Instead, Friends might as well be all about glitter and nail polish with big messages that say “Love Pink, Give Up On that Learning Stuff!” when you look at them. If you want something made for a girl, just get the boy thing and pretend. Or better yet, paint it pink! Because a boat won’t float for a girl if its not painted lime green, and a woman could never fly a helicopter unless she is carrying her designer purse. What happens if she chips a nail trying to adjust the thrustÂ ratio?
Let me be clear about this here… the issue is not that people pointing out issues like this want everything to become girl-centric. We don’t. We want them to be kids centric, and for men and women to be represented accurately and evenly. This problem is just as bad, if not worse, because of the example that it puts for girls. Boys can grow up to be Ultra Agents! Girls can run their own fruit stand (which is a good set for parts, not so much for inspiring).

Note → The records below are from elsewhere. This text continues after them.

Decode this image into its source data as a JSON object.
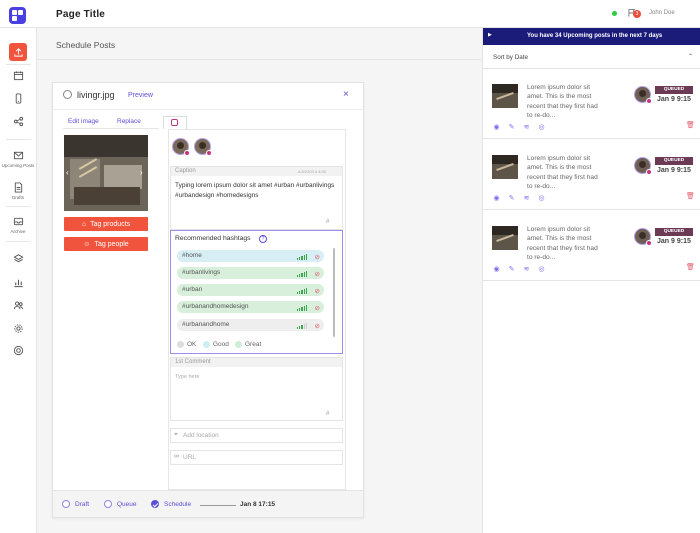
{
  "header": {
    "page_title": "Page Title",
    "user_name": "John Doe",
    "notification_count": "3"
  },
  "sidebar": {
    "items": [
      {
        "icon": "upload-icon",
        "label": ""
      },
      {
        "icon": "calendar-icon",
        "label": ""
      },
      {
        "icon": "mobile-icon",
        "label": ""
      },
      {
        "icon": "share-icon",
        "label": ""
      },
      {
        "icon": "mail-icon",
        "label": "Upcoming Posts"
      },
      {
        "icon": "document-icon",
        "label": "Drafts"
      },
      {
        "icon": "archive-icon",
        "label": "Archive"
      },
      {
        "icon": "layers-icon",
        "label": ""
      },
      {
        "icon": "chart-icon",
        "label": ""
      },
      {
        "icon": "users-icon",
        "label": ""
      },
      {
        "icon": "gear-icon",
        "label": ""
      },
      {
        "icon": "help-icon",
        "label": ""
      }
    ]
  },
  "main": {
    "section_title": "Schedule Posts"
  },
  "modal": {
    "filename": "livingr.jpg",
    "preview_label": "Preview",
    "close_label": "×",
    "edit_image_label": "Edit image",
    "replace_label": "Replace",
    "tag_products_label": "Tag products",
    "tag_people_label": "Tag people",
    "caption": {
      "label": "Caption",
      "count": "A 8/2200  # 4/30",
      "text": "Typing lorem ipsum dolor sit amet #urban #urbanlivings #urbandesign #homedesigns",
      "hash_symbol": "#"
    },
    "hashtags": {
      "title": "Recommended hashtags",
      "help": "?",
      "items": [
        {
          "tag": "#home",
          "color": "#d6eef4",
          "strength": 5
        },
        {
          "tag": "#urbanlivings",
          "color": "#d7efdb",
          "strength": 5
        },
        {
          "tag": "#urban",
          "color": "#d7efdb",
          "strength": 5
        },
        {
          "tag": "#urbanandhomedesign",
          "color": "#d7efdb",
          "strength": 5
        },
        {
          "tag": "#urbanandhome",
          "color": "#eeeeee",
          "strength": 3
        }
      ],
      "legend": [
        {
          "label": "OK",
          "color": "#dddddd"
        },
        {
          "label": "Good",
          "color": "#cfeef4"
        },
        {
          "label": "Great",
          "color": "#cfeed8"
        }
      ]
    },
    "first_comment": {
      "label": "1st Comment",
      "placeholder": "Type here",
      "hash_symbol": "#"
    },
    "location_placeholder": "Add location",
    "url_placeholder": "URL",
    "footer": {
      "options": [
        "Draft",
        "Queue",
        "Schedule"
      ],
      "selected": "Schedule",
      "date": "Jan 8 17:15"
    }
  },
  "upcoming": {
    "banner": "You have 34 Upcoming posts in the next 7 days",
    "sort_label": "Sort by Date",
    "cards": [
      {
        "text": "Lorem ipsum dolor sit amet. This is the most recent that they first had to re-do...",
        "status": "QUEUED",
        "date": "Jan 9 9:15"
      },
      {
        "text": "Lorem ipsum dolor sit amet. This is the most recent that they first had to re-do...",
        "status": "QUEUED",
        "date": "Jan 9 9:15"
      },
      {
        "text": "Lorem ipsum dolor sit amet. This is the most recent that they first had to re-do...",
        "status": "QUEUED",
        "date": "Jan 9 9:15"
      }
    ]
  },
  "colors": {
    "accent": "#5a4fd6",
    "brand_orange": "#f0543c",
    "banner": "#1b1b7a",
    "queued_badge": "#6b3a55"
  }
}
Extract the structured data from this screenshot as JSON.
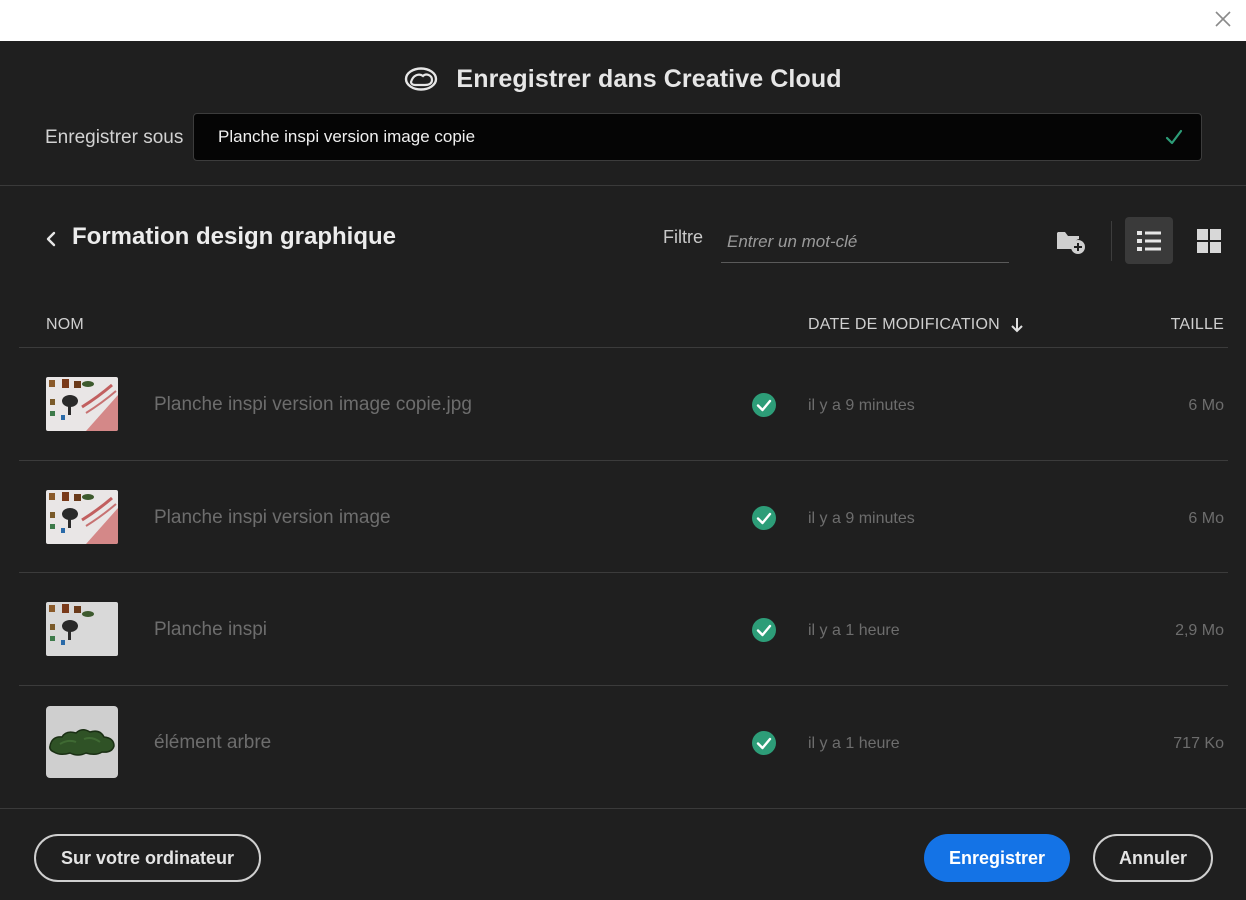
{
  "dialog": {
    "title": "Enregistrer dans Creative Cloud",
    "cc_logo_icon": "creative-cloud-icon",
    "close_icon": "close-icon"
  },
  "save_as": {
    "label": "Enregistrer sous",
    "value": "Planche inspi version image copie",
    "valid_icon": "checkmark-icon",
    "valid_color": "#2d9d78"
  },
  "browser": {
    "folder": "Formation design graphique",
    "back_icon": "chevron-left-icon",
    "filter_label": "Filtre",
    "filter_placeholder": "Entrer un mot-clé",
    "new_folder_icon": "new-folder-icon",
    "list_view_icon": "list-view-icon",
    "grid_view_icon": "grid-view-icon",
    "view_mode": "list"
  },
  "table": {
    "headers": {
      "name": "NOM",
      "date": "DATE DE MODIFICATION",
      "size": "TAILLE"
    },
    "sort_icon": "arrow-down-icon",
    "rows": [
      {
        "name": "Planche inspi version image copie.jpg",
        "date": "il y a 9 minutes",
        "size": "6 Mo",
        "thumb": "moodboard",
        "synced": true
      },
      {
        "name": "Planche inspi version image",
        "date": "il y a 9 minutes",
        "size": "6 Mo",
        "thumb": "moodboard",
        "synced": true
      },
      {
        "name": "Planche inspi",
        "date": "il y a 1 heure",
        "size": "2,9 Mo",
        "thumb": "moodboard-plain",
        "synced": true
      },
      {
        "name": "élément arbre",
        "date": "il y a 1 heure",
        "size": "717 Ko",
        "thumb": "tree",
        "synced": true
      }
    ]
  },
  "footer": {
    "local_button": "Sur votre ordinateur",
    "save_button": "Enregistrer",
    "cancel_button": "Annuler"
  },
  "colors": {
    "background": "#1f1f1f",
    "primary": "#1473e6",
    "sync_green": "#2d9d78"
  }
}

Friends does do some stuff well, especially on mixing different ethnicities. It’s a fleshy-color based set, so that’s a lot easier, but i would still be nice to see a bit more even stuff.
Toys being off like this don’t have aÂ huge, direct, devastating effect; girls aren’t going to be just destroyed that they didn’t get female figures in the sets. It’s far more sinister than that. Toys don’t set stereotypes and biases, but they can reinforce and reiterate them. They say that girls aren’t as important, that they can’t do the same things, that they’re relegated to doing domestic things. Even if they show women doing jobs that have been traditionally been show as “guy jobs,” they have to be softened, or made more cutesy.

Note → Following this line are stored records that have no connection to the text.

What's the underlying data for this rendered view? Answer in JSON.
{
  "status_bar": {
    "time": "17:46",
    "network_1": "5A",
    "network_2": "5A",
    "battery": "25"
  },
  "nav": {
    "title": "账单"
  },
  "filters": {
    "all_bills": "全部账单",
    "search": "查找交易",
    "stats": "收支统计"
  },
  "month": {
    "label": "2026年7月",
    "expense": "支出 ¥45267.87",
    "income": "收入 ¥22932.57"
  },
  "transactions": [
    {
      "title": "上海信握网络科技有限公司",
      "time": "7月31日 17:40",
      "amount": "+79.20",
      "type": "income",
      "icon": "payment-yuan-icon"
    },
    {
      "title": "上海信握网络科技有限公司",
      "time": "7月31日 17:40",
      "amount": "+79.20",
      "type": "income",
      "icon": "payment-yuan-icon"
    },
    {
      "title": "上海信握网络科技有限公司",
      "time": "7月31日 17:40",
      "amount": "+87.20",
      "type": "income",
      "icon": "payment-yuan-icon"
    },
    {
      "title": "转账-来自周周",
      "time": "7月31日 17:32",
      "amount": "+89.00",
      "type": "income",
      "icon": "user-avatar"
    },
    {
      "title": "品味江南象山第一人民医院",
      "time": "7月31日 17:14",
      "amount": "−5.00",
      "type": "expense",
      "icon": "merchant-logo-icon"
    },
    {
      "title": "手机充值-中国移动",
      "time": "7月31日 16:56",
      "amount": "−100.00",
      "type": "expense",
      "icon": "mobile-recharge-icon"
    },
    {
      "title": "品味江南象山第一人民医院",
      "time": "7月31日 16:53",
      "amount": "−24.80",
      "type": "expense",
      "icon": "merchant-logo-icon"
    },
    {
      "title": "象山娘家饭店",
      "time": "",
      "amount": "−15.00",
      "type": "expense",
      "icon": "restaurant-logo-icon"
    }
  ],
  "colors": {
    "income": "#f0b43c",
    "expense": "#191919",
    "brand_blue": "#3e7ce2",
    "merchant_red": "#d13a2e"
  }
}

This is a real problem: research has shown that the biases and cultural stereotypes have created a confidence gap between men and women. We start hammering that into their heads early, as if their success is something of luck or accident. And it doesn’t just hurt women, it hurts guys too. LEGOÂ was once a toy that was simply that: a toy. It wasn’t about girls and boys, good guys and bad guys (or good girls and bad girls). It was about creativity, and expression, and more than that, fun. Making toys reflect the world hurts us all, and just hammers home differences that aren’t really there. We adults, we AFOLs, are the ones making the boy vs. girl gap.
I’m sure LEGO is falling back on some marketing ideas that help reinforce this nonsense. Of course, we all know that marketing preconceptions are infallible, no matter what science might say. I’m pretty sure that in my college business classes, we were taught that you want to target your products to the widest swath of people without compromising the core competency of what brought you to that product in the first place.

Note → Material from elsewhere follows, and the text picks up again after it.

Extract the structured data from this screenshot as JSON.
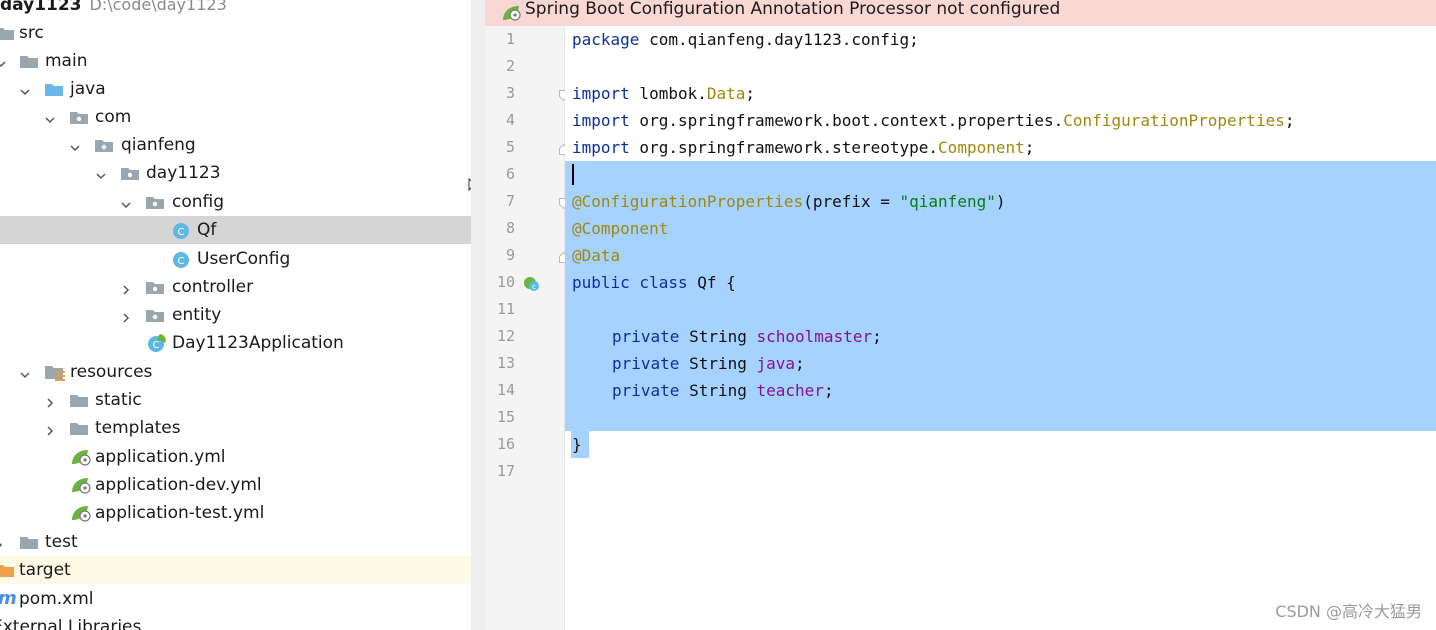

LEGO used just be about building and playing, not about boys playing with boy stuff and girls with girl stuff. They made their market narrower (and yes, I get that they sell far more now than they did in the 70s and 80s… do does everyone); something feels odd in ignoring half of the market for your product, or worse, pandering to them.
This is a throwback to the ad that I showed at the top of the page, but it’s worse than that, because it just shows off the problem and reinforces it. The text says:
It’s a garden, a pirate ship, a castle, and island, an enchanted forest and an epic adventure. It’s exactly what she wants it to be.
She’s an explorer, a builder, a designer, a creator and an inventor. She’s every child that’s ever spilled a bucket of LEGOÂ® bricks onto the carpet and made them her own.
All of those things are absolutely fantastic things to build, for boys and girls. I certainly built my share of enchanted forests back in the day (and pretended they were full of Ewoks that were chasing Gummy Bears… the 80s were weird).Â ButÂ have you purchased Friend’s sets? I certainly have… good luck building a castle or pirate ship for the part selection. I’m also pretty sure that their idea of epic adventure, based on the set lineup, is getting your nails done or putting bows on young animals.
I suppose all of this is just comes down to a simple ask put on a whole lot of rant. LEGO… put more female figures in your sets. The girl in your ad thinks it’s a problem too.
Girls like Star Wars and Super Heroes. Boys like animals, pink, and purple. And itÂ is beautiful.